Have we passed the high water mark of conflict at work in the UK? That is the way it appears from the latest figures on tribunal claims. In 2004-2005, there has been a colossal 25% drop on the year before in the number of people taking their employers to tribunal – a far greater fall than anyone expected (see weblink at end).
The figures have been rather erratic for several years, with surprising dips and sudden surges. Yet this is the clearest evidence yet of a decisive downward movement in conflict. We have to go back to the pre-Blair years to find a time when so few employees decided to exercise their legal rights at work.
If you take the statistics on individual rights cases and put them next to the figures on collective disputes that came out in June from the Office for National Statistics (2004 saw the lowest number of labour disputes since records began), it is not far-fetched to wonder if employment relations have ever been as placid as they seem today.
These figures should reinforce our ability to advance some daring hypotheses about the state of our workplaces. But first I have some old scores to settle.
Shame on you – all of you – who moaned about the eternal upward curve of the ‘compensation culture’. These pages have played host to some nasty, narrow-minded commentary about have-a-go tribunal ‘punters’.
After last year’s freak 17% rise in claims, John Cridland, deputy director general of the CBI, declared that the “compensation culture is spiralling out of control”. At that time, employment litigation in the UK was the sixth lowest of the 25 members of the European Union, according to a league table maintained by the Federation of European Employers.
Then, his view seemed exaggerated. Today, after a year when just 86,181 people took a claim to a tribunal in a workforce of 28 million, I suggest it is completely bankrupt.

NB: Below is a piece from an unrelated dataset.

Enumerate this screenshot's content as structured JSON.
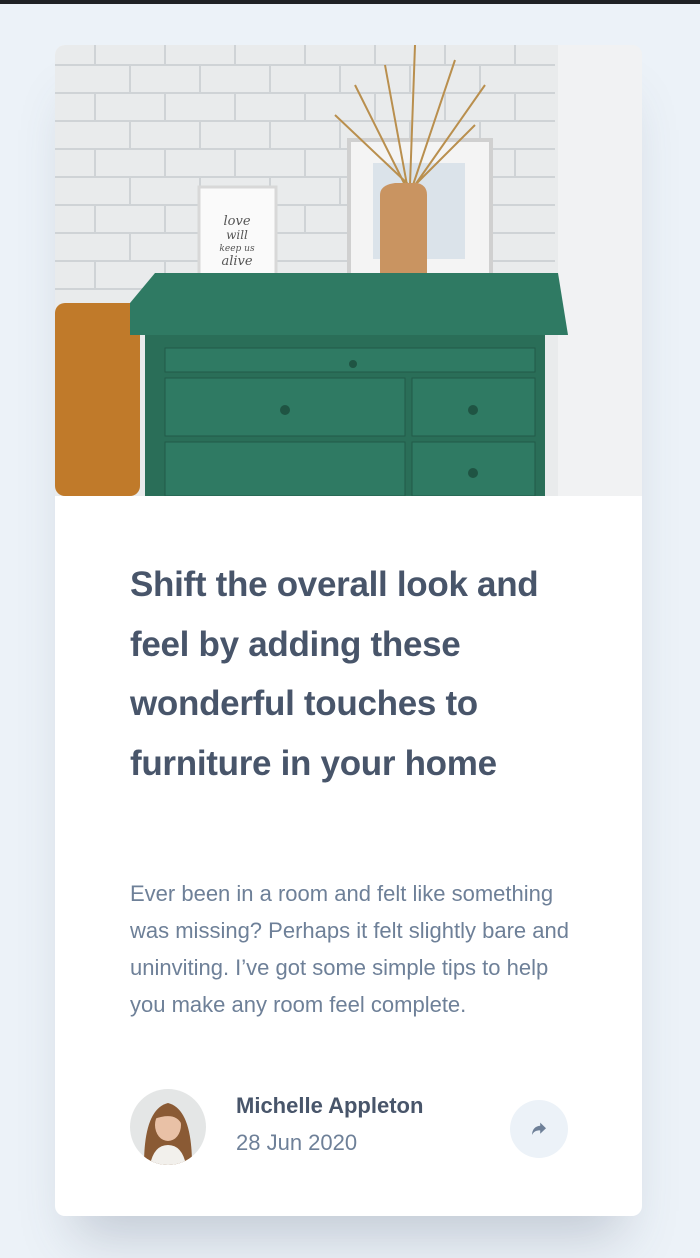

And there is another viewpoint that needs revising in the light of the decline in tribunal claims. It has been commonplace in the past few years to observe that if there is more employment law, more people will use it. Since it ascended to power in 1997 the Labour government has steadily expanded the volume of legislation affecting the employment relationship, so that today, there are more than 70 separate legal grounds for workers to complain about their treatment – more than ever before.
But evidently, there is no simple, causal relationship between the volume of law and the volume of claims. The theoretical right to use the courts does not mean people exercise it. Employers should pay attention here. The next time they resist a new employment reform on the grounds that it will add to the tribunal caseload, their opponents will, with good reason, opine ‘not true – see 2004-2005’.
How significant have the changes to workplace dispute handling, introduced last October, been in dissuading people from bringing claims? They certainly seem to have played a part. All the maddening bureaucracy and awkward meetings when people whose relationship has entirely collapsed have to face each other, has probably made a few workers feel the emotional cost of pursuing a claim is too high. The correct translation of ‘case management’ is ‘deterrent’, after all. Intriguingly, though, while there are fewer cases going through, workers appear to be winning more of them. An 18% success rate is their best (and employers’ worst) score for some years.
However, there should be no rush to judgement on the impact of the procedures. The new rules probably merely accelerated other trends. A pronounced, and mysterious, 39% dip in multiple cases on last year (that freaky year again) is equally significant.
But enough dry statistics. It is time to zoom out to the glorious sun-dappled uplands of theory. Many readers will probably be familiar with the ‘individualisation of conflict’ theory. People had fled the old collective, class-conscious battleground, and instead were expressing their dissatisfaction through exercising individual legal rights. If you will forgive the jargon, a ‘deproletarianised’ workforce was trusting in the seemingly classless justice of the courts, hence sharply higher levels of litigation from the mid-1990s, as has been the story across Europe.
Before, I fully bought this theory. It made perfect sense. But in the light of these statistics, I think it looks weaker. The most interesting feature of conflict at work in the UK is no longer its locus, but its overall decline – nay, its relative absence. Whether that means the workforce is more savvy and business-focused, or more submissive and cowed, and whether managers are getting better at their jobs, or avenues of justice are being shut down, are both interesting debates for another day. But it seems to me that we must get used to a new reality: the British workplace as a comparatively pacific and compliant place.
This reality emerges not just from the tribunals themselves, but also from the recent Workplace Employment Relations Survey. In 2004, only 3% of UK employers faced industrial action, while just 8% had a tribunal claim brought against them (both up slightly on 1998). It may not fit with the experience of HR professionals, but – statistically at least – formal conflict at work appears to be very rare indeed.